** Task brief **
Reproduce the whole of the records exactly, and make sure no picture is carried into the result.

(Records from a data source)
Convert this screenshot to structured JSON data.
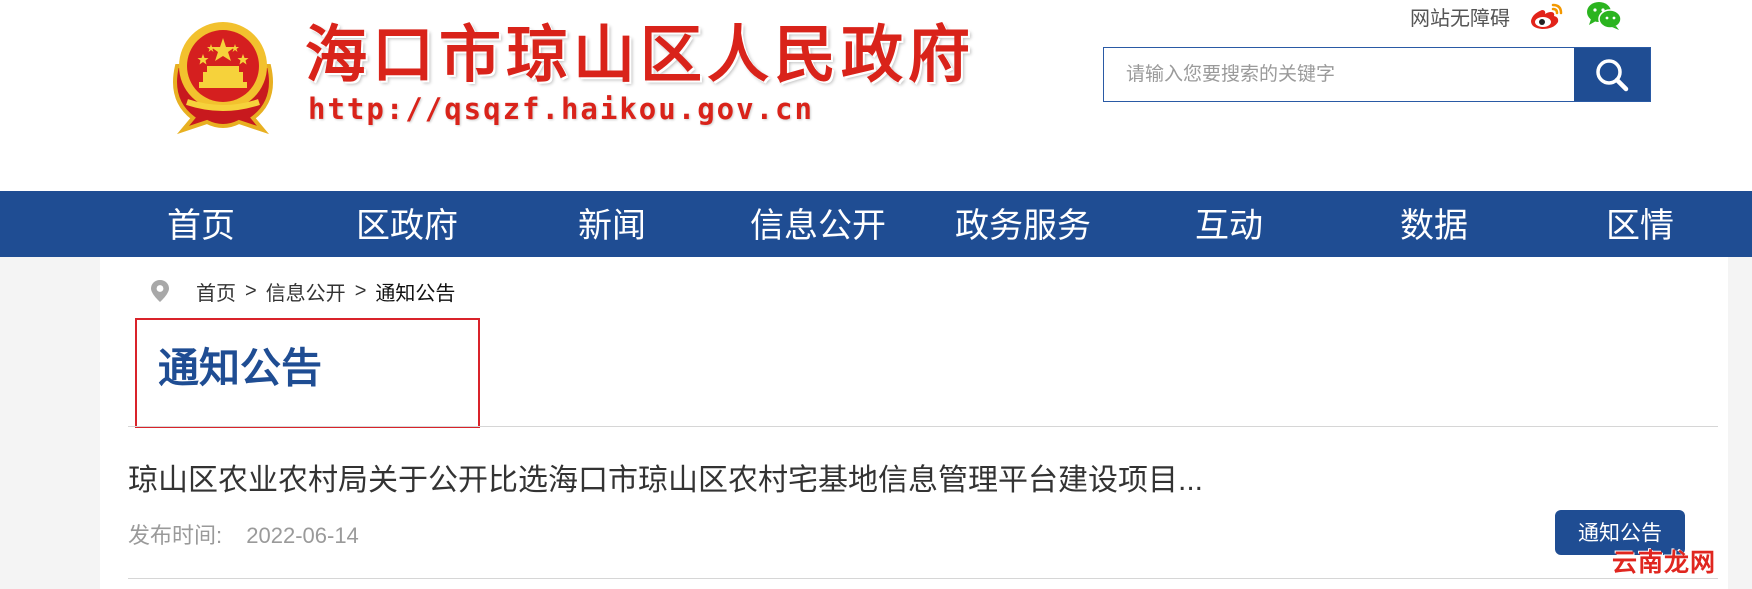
{
  "header": {
    "site_title": "海口市琼山区人民政府",
    "site_url": "http://qsqzf.haikou.gov.cn",
    "accessibility_link": "网站无障碍",
    "social_icons": [
      "weibo-icon",
      "wechat-icon"
    ],
    "search": {
      "placeholder": "请输入您要搜索的关键字",
      "value": ""
    }
  },
  "nav": {
    "items": [
      "首页",
      "区政府",
      "新闻",
      "信息公开",
      "政务服务",
      "互动",
      "数据",
      "区情"
    ]
  },
  "breadcrumb": {
    "items": [
      "首页",
      "信息公开",
      "通知公告"
    ],
    "separator": ">"
  },
  "section": {
    "title": "通知公告"
  },
  "articles": [
    {
      "title": "琼山区农业农村局关于公开比选海口市琼山区农村宅基地信息管理平台建设项目...",
      "date_label": "发布时间:",
      "date": "2022-06-14",
      "category": "通知公告"
    }
  ],
  "watermark": {
    "first": "云南",
    "rest": "龙网"
  },
  "colors": {
    "brand_blue": "#1f4d93",
    "title_red": "#d9231a",
    "highlight_box_red": "#d9232a"
  }
}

** Exercise output **
Convert this screenshot to structured JSON data.
{
  "header": {
    "site_title": "海口市琼山区人民政府",
    "site_url": "http://qsqzf.haikou.gov.cn",
    "accessibility_link": "网站无障碍",
    "social_icons": [
      "weibo-icon",
      "wechat-icon"
    ],
    "search": {
      "placeholder": "请输入您要搜索的关键字",
      "value": ""
    }
  },
  "nav": {
    "items": [
      "首页",
      "区政府",
      "新闻",
      "信息公开",
      "政务服务",
      "互动",
      "数据",
      "区情"
    ]
  },
  "breadcrumb": {
    "items": [
      "首页",
      "信息公开",
      "通知公告"
    ],
    "separator": ">"
  },
  "section": {
    "title": "通知公告"
  },
  "articles": [
    {
      "title": "琼山区农业农村局关于公开比选海口市琼山区农村宅基地信息管理平台建设项目...",
      "date_label": "发布时间:",
      "date": "2022-06-14",
      "category": "通知公告"
    }
  ],
  "watermark": {
    "first": "云南",
    "rest": "龙网"
  },
  "colors": {
    "brand_blue": "#1f4d93",
    "title_red": "#d9231a",
    "highlight_box_red": "#d9232a"
  }
}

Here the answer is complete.